JC: This recognition means a great deal to me. When I was notified of my nomination, I was somewhat taken by surprise when asked to write an essay about my journey as an artist. It had not occurred to me until that moment that I was creating art. The act of consciously reflecting on my writing as a creative endeavor inspired me and provided an explanation for why the whole experience had made me feel so vulnerable. Writing in a way that touches people to feel something in response to words is an honor and a privilege. Affirmation from MartinArts that my words are worthy of recognition signifies that this immense leap I took into writing is meaningful. It is my way of forging new connections and building bridges.

WW: Looking ahead, you've mentioned a non-fiction project titled Funny Thing About Luck…. Can you discuss the transition from writing emotionally driven fiction to focusing on real-life stories of resilience and success against the odds? What excites you about this new direction, and how does it connect to your overarching interests as a writer?

JC: I suspect that there will continue to be evidence of emotionally driven writing in this non-fiction project. Real-life stories inspire us because of the people and how they make us feel when reading about qualities such as resilience. I’ve chosen to embark on this for two reasons. The first is that my true passion as an academic researcher was discovering how people make meaning of complex constructs through qualitative research – specifically using semi-structured interviews to find themes shared by people in the study. I found that work to be both fascinating and rewarding, largely due to the new understandings and connections made. I plan to employ these methods to interview people, hear their life stories, and share vignettes with readers that provide a window into what makes some people “go for it”.

The second driver for this project is to honor my father.

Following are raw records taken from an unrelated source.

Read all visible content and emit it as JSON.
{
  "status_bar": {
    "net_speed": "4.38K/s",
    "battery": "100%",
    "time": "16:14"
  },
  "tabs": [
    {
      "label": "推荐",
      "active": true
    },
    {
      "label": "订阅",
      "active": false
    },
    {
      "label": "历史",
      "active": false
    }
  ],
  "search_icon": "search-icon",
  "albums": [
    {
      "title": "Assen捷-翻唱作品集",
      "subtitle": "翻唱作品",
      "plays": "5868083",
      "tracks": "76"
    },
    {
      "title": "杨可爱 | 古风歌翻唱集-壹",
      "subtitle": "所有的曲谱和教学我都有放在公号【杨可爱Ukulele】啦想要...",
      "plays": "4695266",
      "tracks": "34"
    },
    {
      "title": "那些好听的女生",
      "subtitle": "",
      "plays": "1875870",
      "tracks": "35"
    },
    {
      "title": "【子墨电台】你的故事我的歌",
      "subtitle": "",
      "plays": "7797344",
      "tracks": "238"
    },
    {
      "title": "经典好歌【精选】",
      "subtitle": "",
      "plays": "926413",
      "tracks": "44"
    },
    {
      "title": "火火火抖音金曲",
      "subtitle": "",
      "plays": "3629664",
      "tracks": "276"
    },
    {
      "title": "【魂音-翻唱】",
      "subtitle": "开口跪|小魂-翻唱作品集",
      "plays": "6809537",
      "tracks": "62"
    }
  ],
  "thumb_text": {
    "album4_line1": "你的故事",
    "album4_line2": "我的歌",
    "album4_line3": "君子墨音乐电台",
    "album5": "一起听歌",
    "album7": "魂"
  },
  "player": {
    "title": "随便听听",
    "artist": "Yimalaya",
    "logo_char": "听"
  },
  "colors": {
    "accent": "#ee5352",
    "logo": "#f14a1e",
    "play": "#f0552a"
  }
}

After being kicked out of high school for punching a teacher, he spent a year driving across the country, working odd jobs, and probably pondering what he was going to do with himself. Ultimately, he overcame obstacles to be a business owner, entrepreneur, and mentor to many in his field. I’m guessing that the people I interview will share many qualities with Edward “Ted” Collins and that their stories will coincide with his beliefs about hard work.

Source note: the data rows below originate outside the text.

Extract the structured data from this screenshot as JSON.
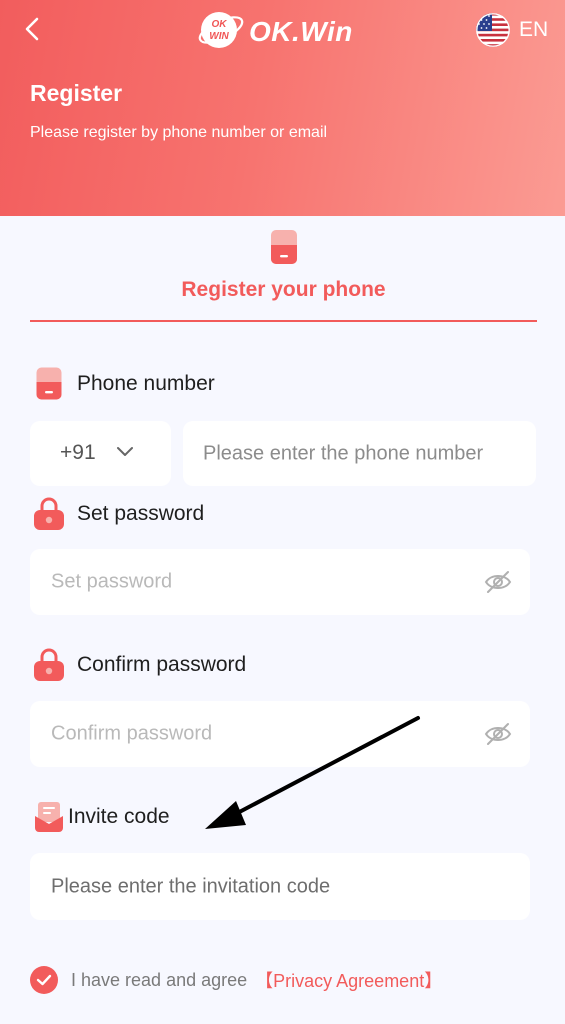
{
  "header": {
    "logo_badge_text": "OK WIN",
    "logo_text": "OK.Win",
    "language": "EN",
    "title": "Register",
    "subtitle": "Please register by phone number or email"
  },
  "tab": {
    "label": "Register your phone"
  },
  "form": {
    "phone_label": "Phone number",
    "country_code": "+91",
    "phone_placeholder": "Please enter the phone number",
    "password_label": "Set password",
    "password_placeholder": "Set password",
    "confirm_label": "Confirm password",
    "confirm_placeholder": "Confirm password",
    "invite_label": "Invite code",
    "invite_placeholder": "Please enter the invitation code"
  },
  "agreement": {
    "checked": true,
    "text": "I have read and agree",
    "link": "【Privacy Agreement】"
  },
  "colors": {
    "accent": "#f25b5b",
    "header_gradient_start": "#f25d5d",
    "header_gradient_end": "#fb9b93",
    "page_bg": "#f7f8ff"
  }
}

I’m excited to use my research skills to investigate something so near and dear to my heart and to use my writing to honor a man whose journal and poetry writing inspired all of us close to him. It is one small way that I can pay tribute to him, his legacy, and people who are focused on making their way in spite of obstacles – perceived or real. I’m hoping to uncover qualities and strategies that will empower them to persevere.

WW: You enrolled in a Writing Workshop after having independently published two novels. What did you gain from that experience?

JC: Besides the opportunity to learn about and tour a fabulous country on my bucket list, Iceland, the workshop benefitted me in ways I hadn’t anticipated.

I never expected to feel so much in the minority: one of only two participants over 60; one of only a couple who had not had any formal training or academic experience in writing; and the only person who had taken the leap into independent publishing. For the first couple of days, this intimidated me and made me wonder whether I’d made the correct decision. There was language/lingo I’d never heard (like what in the world is flash fiction?), and fantasy was clearly the favored genre.

However, as the exercises in point of view, dialogue, and other aspects of writing unfolded, I began to step out of my comfort zone and try an array of new strategies with the characters and themes I was exploring. Pushing myself to explore approaches I’d initially discarded was a true growth experience. Not only did I find solutions to some of the roadblocks that had popped up in writing my third book, but I gained confidence in thinking about how I could assist others to take a risk at a late point in life to try writing. I’m facilitating my first creative writing workshop for a group of over-65ers this week and cannot wait to see how it goes!

Jennifer attended Writing Workshops Iceland in 2023, and we couldn't be more excited for you to read her trilogy of novels, which you can order here.

How to Get Published